Here’s Alessadro’s project description:
A line laser is a laser equipped with a cylindrical lens, in this case I used a red laser, but other colors can be used, like green or blue. The lens opens the beam shaping it into a plane. The one I used in this experiment is characterized by a nominal power of 100mW (not up to standard in Italy, I think the max allowed power is 5mW) but the beam does not remain focused in a single ray, it is extended in a plane, so the intensity quickly drops below dangerous levels.
The principle behind this scanner is the typical of a line scanner. A laser beam intercepts the object to be measured and a camera, positioned at a known angle and distance shoots a series of images. With some trigonometry considerations and optic laws it is relatively easy to reconstruct the Zeta dimension, the measurement of the distance between the object and the camera.

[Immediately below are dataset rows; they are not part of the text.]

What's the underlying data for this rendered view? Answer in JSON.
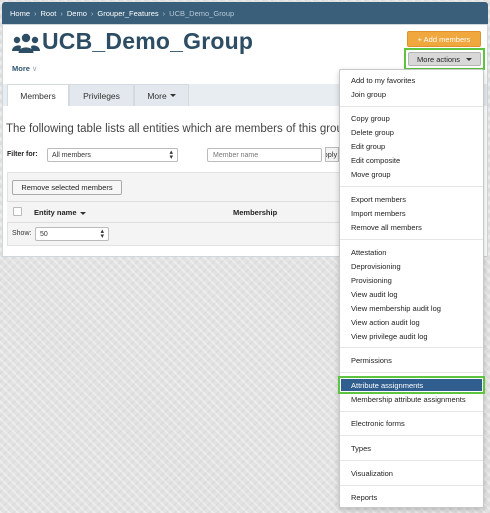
{
  "breadcrumb": {
    "items": [
      "Home",
      "Root",
      "Demo",
      "Grouper_Features"
    ],
    "current": "UCB_Demo_Group",
    "separator": "›"
  },
  "header": {
    "title": "UCB_Demo_Group",
    "icon": "group-icon",
    "more_label": "More",
    "more_caret": "∨",
    "add_members_label": "+ Add members",
    "more_actions_label": "More actions"
  },
  "tabs": [
    {
      "label": "Members"
    },
    {
      "label": "Privileges"
    },
    {
      "label": "More"
    }
  ],
  "main": {
    "intro": "The following table lists all entities which are members of this group.",
    "filter_label": "Filter for:",
    "filter_value": "All members",
    "member_placeholder": "Member name",
    "apply_button": "Apply filter",
    "remove_button": "Remove selected members",
    "columns": [
      "Entity name",
      "Membership"
    ],
    "show_label": "Show:",
    "show_value": "50"
  },
  "menu": {
    "items": [
      "Add to my favorites",
      "Join group",
      "Copy group",
      "Delete group",
      "Edit group",
      "Edit composite",
      "Move group",
      "Export members",
      "Import members",
      "Remove all members",
      "Attestation",
      "Deprovisioning",
      "Provisioning",
      "View audit log",
      "View membership audit log",
      "View action audit log",
      "View privilege audit log",
      "Permissions",
      "Attribute assignments",
      "Membership attribute assignments",
      "Electronic forms",
      "Types",
      "Visualization",
      "Reports"
    ],
    "highlighted": "Attribute assignments"
  },
  "colors": {
    "breadcrumb_bg": "#3a5f7a",
    "title": "#2c4d63",
    "add_button": "#f0a73d",
    "highlight_outline": "#5ec440",
    "menu_selected": "#2f5e8f"
  }
}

Commercial systems based on this principle, named line scanner or profilometers, are used in industries and are typically characterized by a high frame rate (even 200 or more frames per second) and a strength suitable for industrial uses. An industrial profilometer price ranges from a few thousand Euros to several tens of thousands of Euros. The cost of the components for the system I propose here does not exceed 100/150 €, if you already have an SLR.